• YOUR OBJECTIVE: Repeat the data below exactly, dropping any pictures it holds.

RECORD EXCERPTS Start Marker

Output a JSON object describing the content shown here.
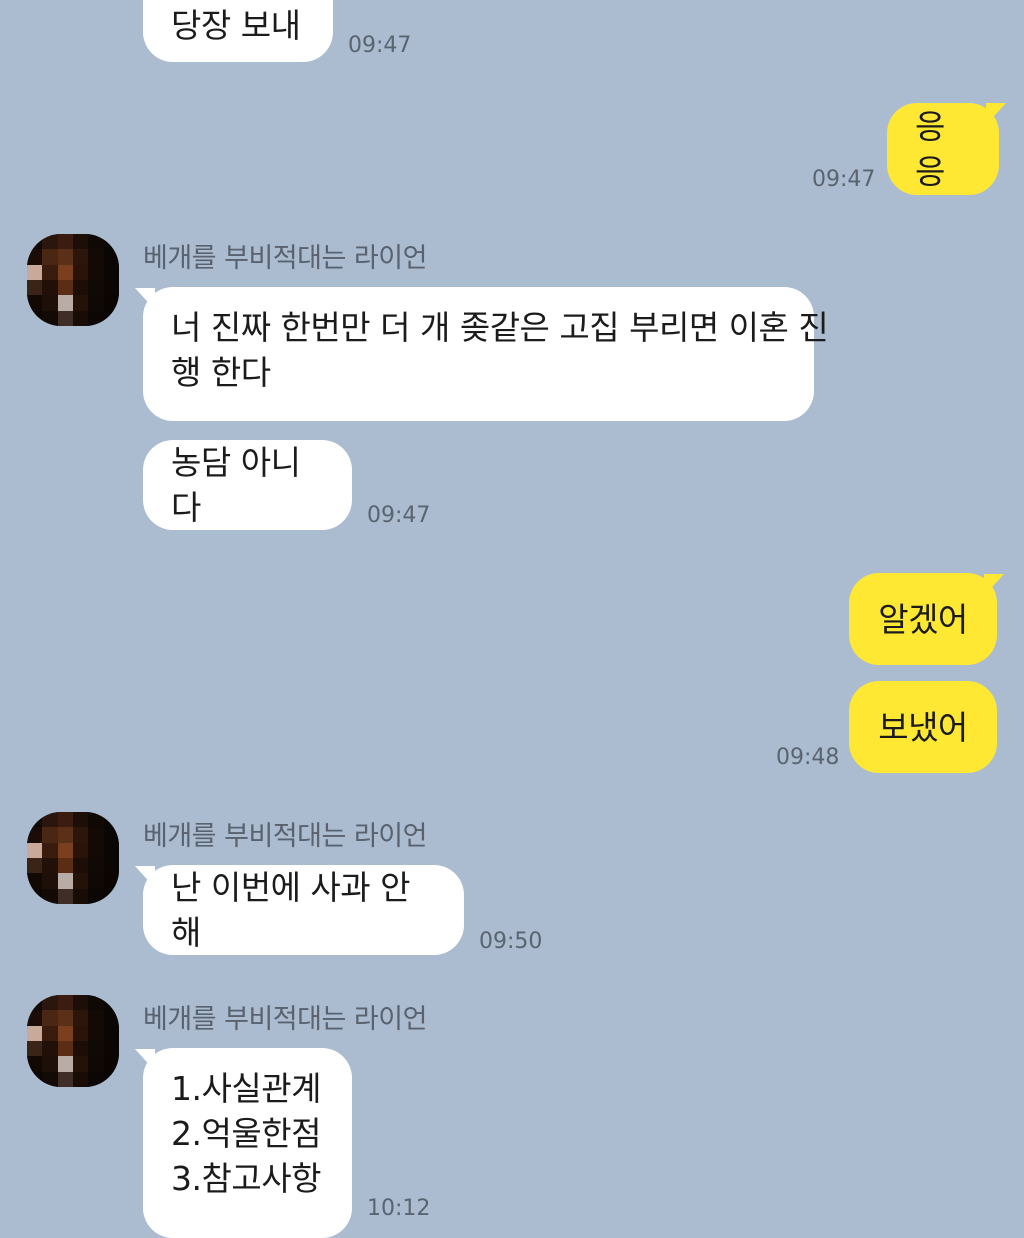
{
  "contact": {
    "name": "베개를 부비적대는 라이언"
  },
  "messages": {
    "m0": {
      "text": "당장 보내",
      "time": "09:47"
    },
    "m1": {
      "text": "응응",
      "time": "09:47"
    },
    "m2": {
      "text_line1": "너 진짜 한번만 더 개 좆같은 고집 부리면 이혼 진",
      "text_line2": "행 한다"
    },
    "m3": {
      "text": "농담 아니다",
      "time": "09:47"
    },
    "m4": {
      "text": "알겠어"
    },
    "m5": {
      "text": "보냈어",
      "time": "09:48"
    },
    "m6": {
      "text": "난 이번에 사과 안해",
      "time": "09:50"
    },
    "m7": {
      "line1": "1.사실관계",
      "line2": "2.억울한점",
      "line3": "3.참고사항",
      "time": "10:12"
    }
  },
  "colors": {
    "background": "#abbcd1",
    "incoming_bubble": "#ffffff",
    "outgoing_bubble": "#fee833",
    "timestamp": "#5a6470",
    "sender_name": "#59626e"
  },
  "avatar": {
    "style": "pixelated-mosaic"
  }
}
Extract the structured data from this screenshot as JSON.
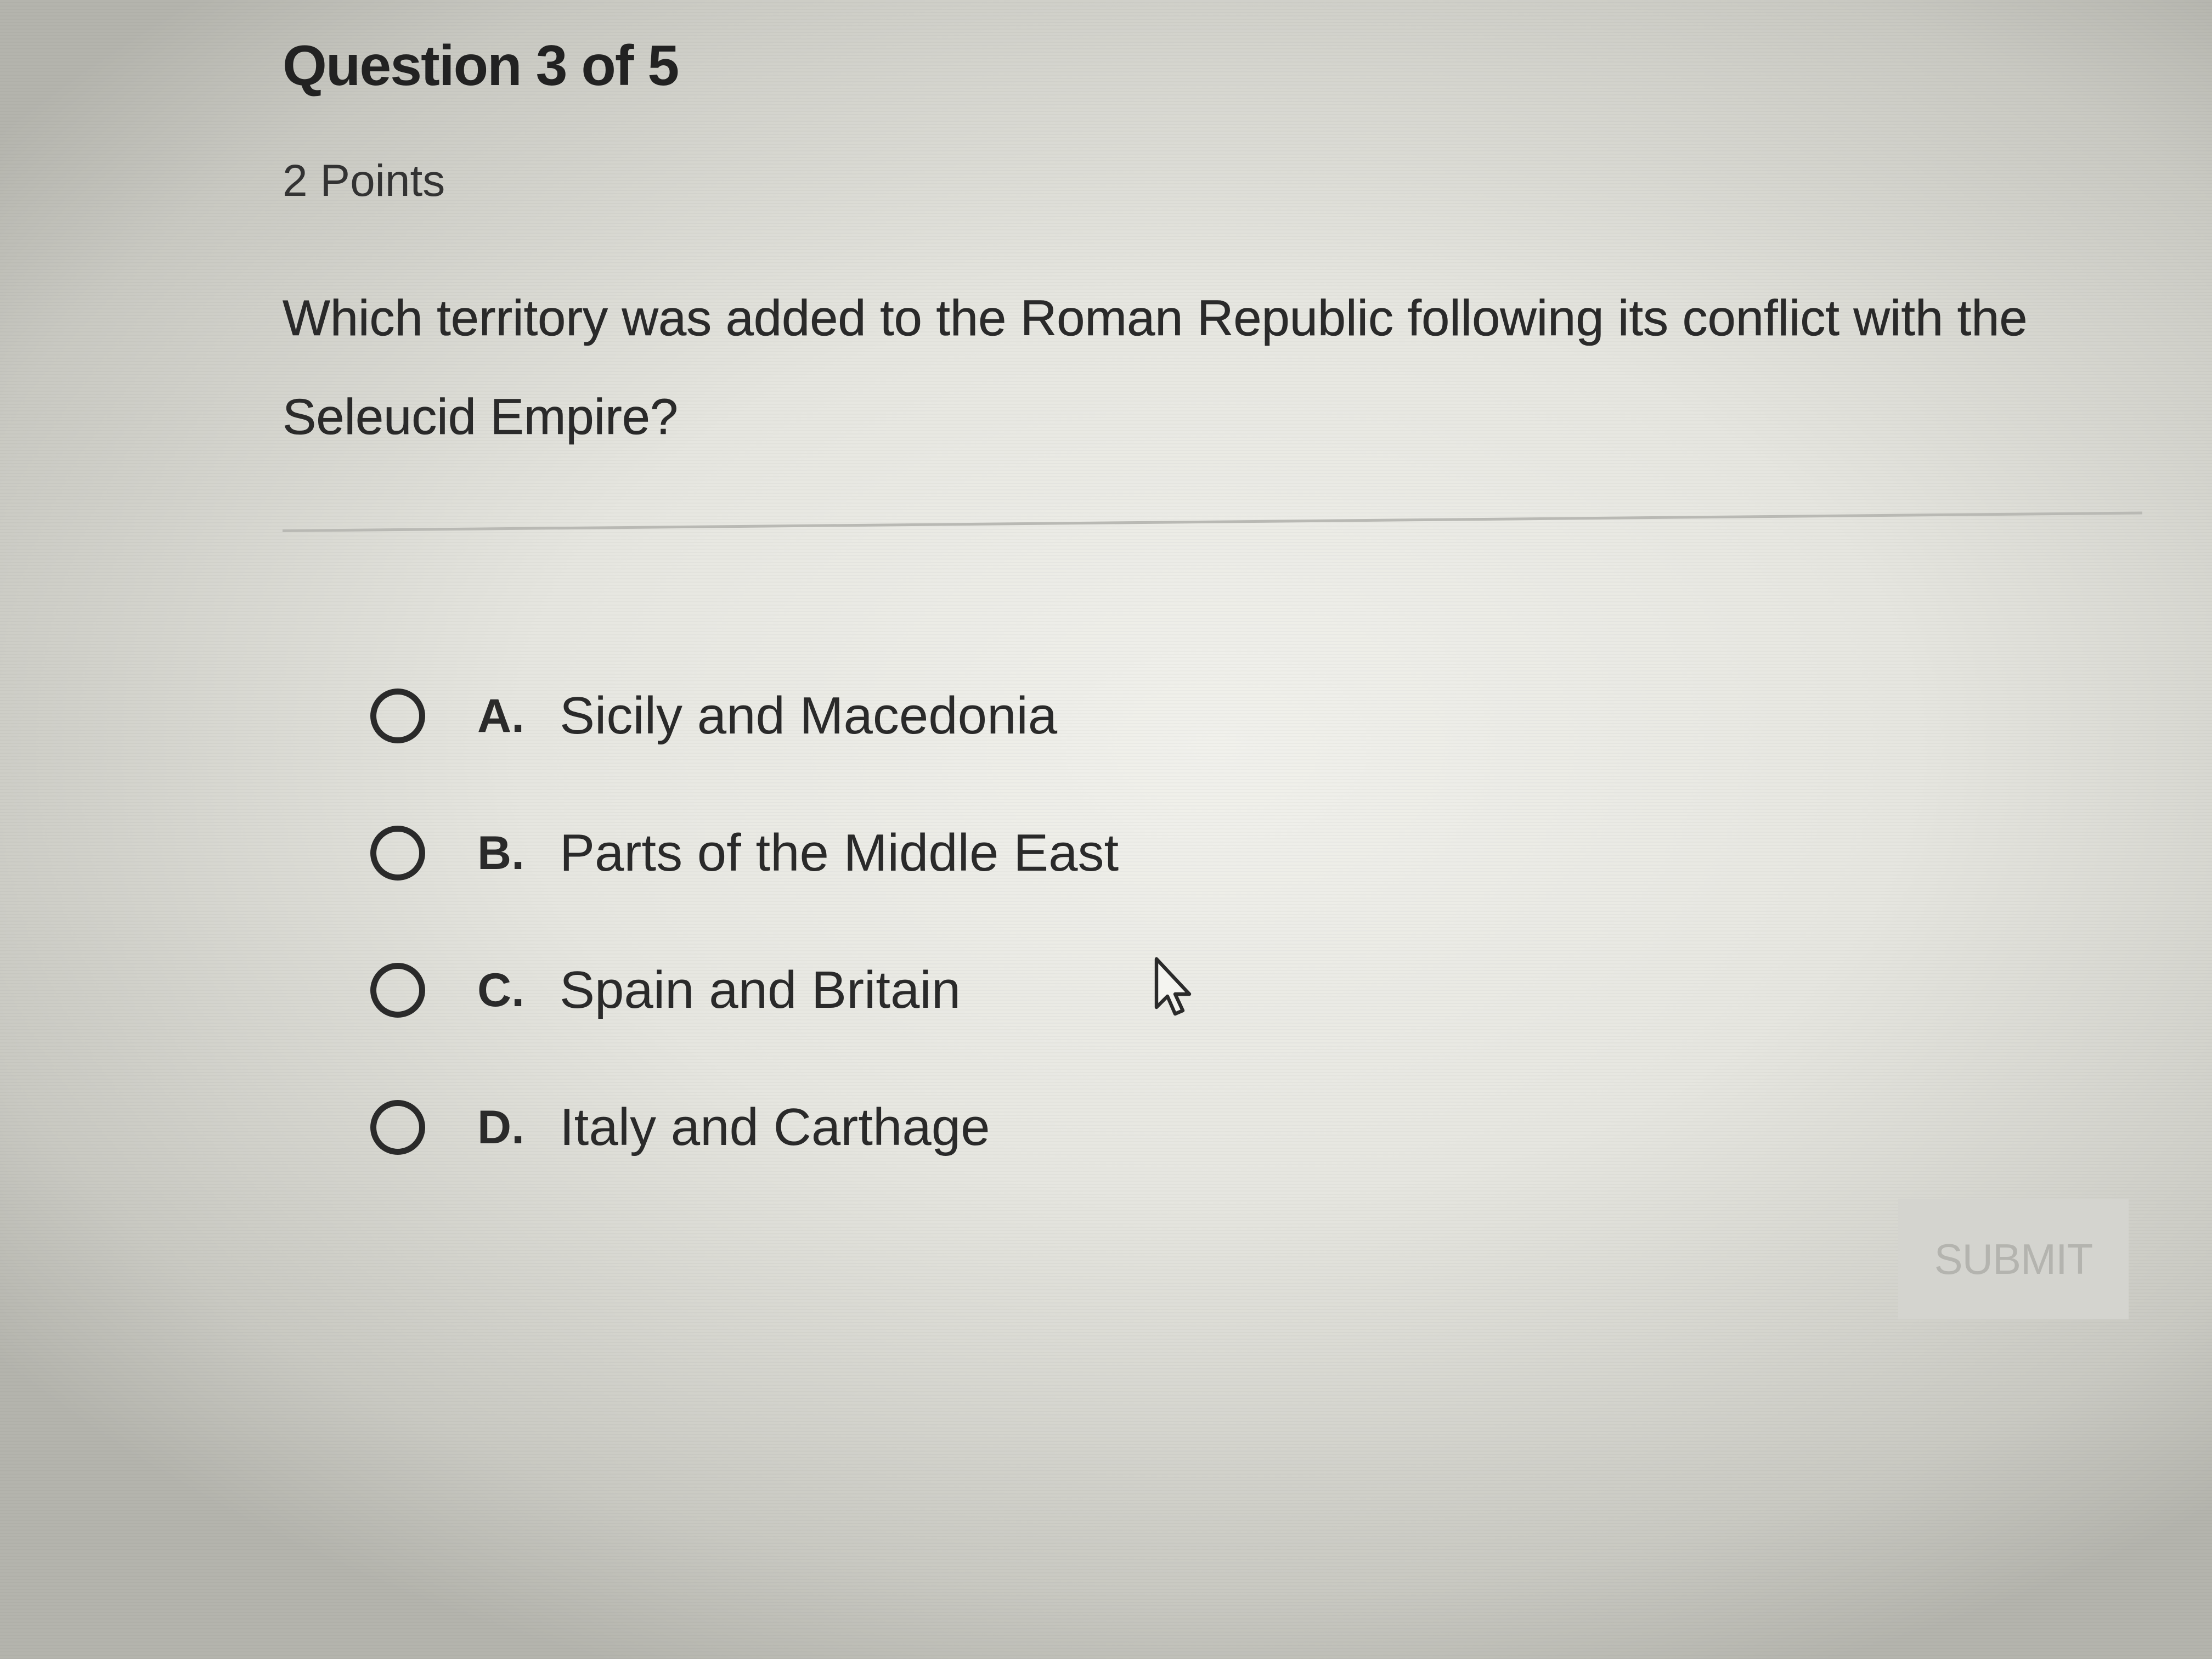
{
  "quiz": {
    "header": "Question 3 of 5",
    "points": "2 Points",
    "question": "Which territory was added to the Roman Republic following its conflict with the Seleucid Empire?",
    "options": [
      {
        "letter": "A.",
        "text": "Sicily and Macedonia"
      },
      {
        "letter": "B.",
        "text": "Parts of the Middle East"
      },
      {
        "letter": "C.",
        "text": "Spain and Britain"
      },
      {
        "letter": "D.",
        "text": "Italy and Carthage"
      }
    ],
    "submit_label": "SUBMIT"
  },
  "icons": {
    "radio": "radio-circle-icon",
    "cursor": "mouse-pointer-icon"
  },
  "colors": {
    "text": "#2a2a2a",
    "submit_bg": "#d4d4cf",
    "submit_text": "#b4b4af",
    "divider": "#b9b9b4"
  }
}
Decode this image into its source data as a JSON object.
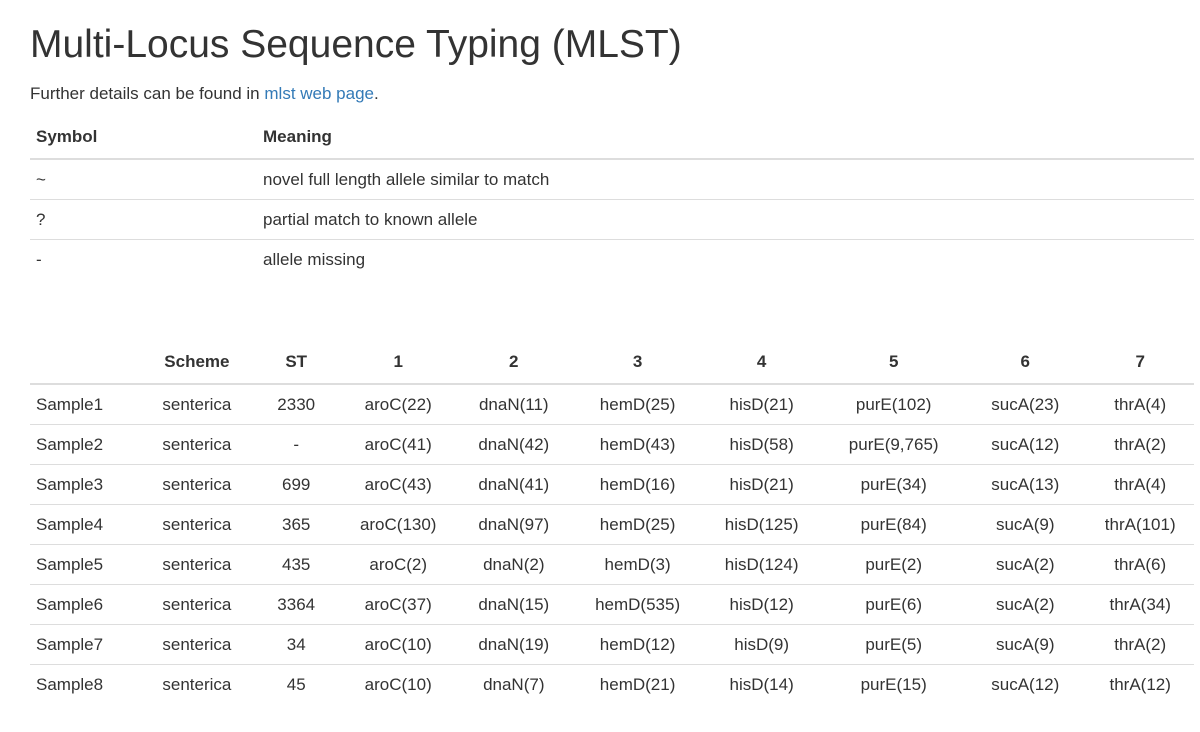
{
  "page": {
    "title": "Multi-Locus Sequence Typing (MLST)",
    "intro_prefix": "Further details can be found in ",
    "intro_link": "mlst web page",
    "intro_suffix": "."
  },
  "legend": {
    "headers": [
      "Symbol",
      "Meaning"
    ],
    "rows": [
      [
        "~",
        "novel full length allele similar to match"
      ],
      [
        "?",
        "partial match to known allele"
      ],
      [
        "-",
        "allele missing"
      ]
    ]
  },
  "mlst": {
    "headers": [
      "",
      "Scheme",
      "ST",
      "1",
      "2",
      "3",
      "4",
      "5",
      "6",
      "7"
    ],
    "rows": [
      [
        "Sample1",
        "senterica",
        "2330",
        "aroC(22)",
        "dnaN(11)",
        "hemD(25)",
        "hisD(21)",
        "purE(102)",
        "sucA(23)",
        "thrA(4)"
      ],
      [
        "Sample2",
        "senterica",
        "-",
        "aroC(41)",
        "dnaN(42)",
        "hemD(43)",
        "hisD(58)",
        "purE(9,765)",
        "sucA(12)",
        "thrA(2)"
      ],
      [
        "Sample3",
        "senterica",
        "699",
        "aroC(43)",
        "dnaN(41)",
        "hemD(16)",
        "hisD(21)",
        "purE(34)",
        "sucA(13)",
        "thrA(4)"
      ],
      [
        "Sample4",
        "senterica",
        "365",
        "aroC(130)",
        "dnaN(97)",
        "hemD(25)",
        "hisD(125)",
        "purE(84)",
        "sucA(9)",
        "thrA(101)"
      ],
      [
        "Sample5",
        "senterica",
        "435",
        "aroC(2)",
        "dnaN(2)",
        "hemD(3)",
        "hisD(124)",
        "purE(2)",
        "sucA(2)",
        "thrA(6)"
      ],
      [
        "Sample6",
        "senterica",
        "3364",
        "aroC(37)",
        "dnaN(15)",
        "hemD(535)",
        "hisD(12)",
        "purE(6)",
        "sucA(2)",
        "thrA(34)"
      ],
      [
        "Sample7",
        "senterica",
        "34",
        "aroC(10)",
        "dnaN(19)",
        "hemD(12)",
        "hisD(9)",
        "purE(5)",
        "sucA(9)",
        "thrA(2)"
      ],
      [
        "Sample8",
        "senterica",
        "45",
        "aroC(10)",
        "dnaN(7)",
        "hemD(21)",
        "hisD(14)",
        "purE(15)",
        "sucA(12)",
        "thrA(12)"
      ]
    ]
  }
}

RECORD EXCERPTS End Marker

• PROBLEM SOLUTION:
Output a JSON object describing the content shown here.
{
  "contact": {
    "name": "베개를 부비적대는 라이언"
  },
  "messages": {
    "m0": {
      "text": "당장 보내",
      "time": "09:47"
    },
    "m1": {
      "text": "응응",
      "time": "09:47"
    },
    "m2": {
      "text_line1": "너 진짜 한번만 더 개 좆같은 고집 부리면 이혼 진",
      "text_line2": "행 한다"
    },
    "m3": {
      "text": "농담 아니다",
      "time": "09:47"
    },
    "m4": {
      "text": "알겠어"
    },
    "m5": {
      "text": "보냈어",
      "time": "09:48"
    },
    "m6": {
      "text": "난 이번에 사과 안해",
      "time": "09:50"
    },
    "m7": {
      "line1": "1.사실관계",
      "line2": "2.억울한점",
      "line3": "3.참고사항",
      "time": "10:12"
    }
  },
  "colors": {
    "background": "#abbcd1",
    "incoming_bubble": "#ffffff",
    "outgoing_bubble": "#fee833",
    "timestamp": "#5a6470",
    "sender_name": "#59626e"
  },
  "avatar": {
    "style": "pixelated-mosaic"
  }
}
Extract the structured data from this screenshot as JSON.
{
  "quiz": {
    "header": "Question 3 of 5",
    "points": "2 Points",
    "question": "Which territory was added to the Roman Republic following its conflict with the Seleucid Empire?",
    "options": [
      {
        "letter": "A.",
        "text": "Sicily and Macedonia"
      },
      {
        "letter": "B.",
        "text": "Parts of the Middle East"
      },
      {
        "letter": "C.",
        "text": "Spain and Britain"
      },
      {
        "letter": "D.",
        "text": "Italy and Carthage"
      }
    ],
    "submit_label": "SUBMIT"
  },
  "icons": {
    "radio": "radio-circle-icon",
    "cursor": "mouse-pointer-icon"
  },
  "colors": {
    "text": "#2a2a2a",
    "submit_bg": "#d4d4cf",
    "submit_text": "#b4b4af",
    "divider": "#b9b9b4"
  }
}
Decode this image into its source data as a JSON object.
{
  "page": {
    "title": "Multi-Locus Sequence Typing (MLST)",
    "intro_prefix": "Further details can be found in ",
    "intro_link": "mlst web page",
    "intro_suffix": "."
  },
  "legend": {
    "headers": [
      "Symbol",
      "Meaning"
    ],
    "rows": [
      [
        "~",
        "novel full length allele similar to match"
      ],
      [
        "?",
        "partial match to known allele"
      ],
      [
        "-",
        "allele missing"
      ]
    ]
  },
  "mlst": {
    "headers": [
      "",
      "Scheme",
      "ST",
      "1",
      "2",
      "3",
      "4",
      "5",
      "6",
      "7"
    ],
    "rows": [
      [
        "Sample1",
        "senterica",
        "2330",
        "aroC(22)",
        "dnaN(11)",
        "hemD(25)",
        "hisD(21)",
        "purE(102)",
        "sucA(23)",
        "thrA(4)"
      ],
      [
        "Sample2",
        "senterica",
        "-",
        "aroC(41)",
        "dnaN(42)",
        "hemD(43)",
        "hisD(58)",
        "purE(9,765)",
        "sucA(12)",
        "thrA(2)"
      ],
      [
        "Sample3",
        "senterica",
        "699",
        "aroC(43)",
        "dnaN(41)",
        "hemD(16)",
        "hisD(21)",
        "purE(34)",
        "sucA(13)",
        "thrA(4)"
      ],
      [
        "Sample4",
        "senterica",
        "365",
        "aroC(130)",
        "dnaN(97)",
        "hemD(25)",
        "hisD(125)",
        "purE(84)",
        "sucA(9)",
        "thrA(101)"
      ],
      [
        "Sample5",
        "senterica",
        "435",
        "aroC(2)",
        "dnaN(2)",
        "hemD(3)",
        "hisD(124)",
        "purE(2)",
        "sucA(2)",
        "thrA(6)"
      ],
      [
        "Sample6",
        "senterica",
        "3364",
        "aroC(37)",
        "dnaN(15)",
        "hemD(535)",
        "hisD(12)",
        "purE(6)",
        "sucA(2)",
        "thrA(34)"
      ],
      [
        "Sample7",
        "senterica",
        "34",
        "aroC(10)",
        "dnaN(19)",
        "hemD(12)",
        "hisD(9)",
        "purE(5)",
        "sucA(9)",
        "thrA(2)"
      ],
      [
        "Sample8",
        "senterica",
        "45",
        "aroC(10)",
        "dnaN(7)",
        "hemD(21)",
        "hisD(14)",
        "purE(15)",
        "sucA(12)",
        "thrA(12)"
      ]
    ]
  }
}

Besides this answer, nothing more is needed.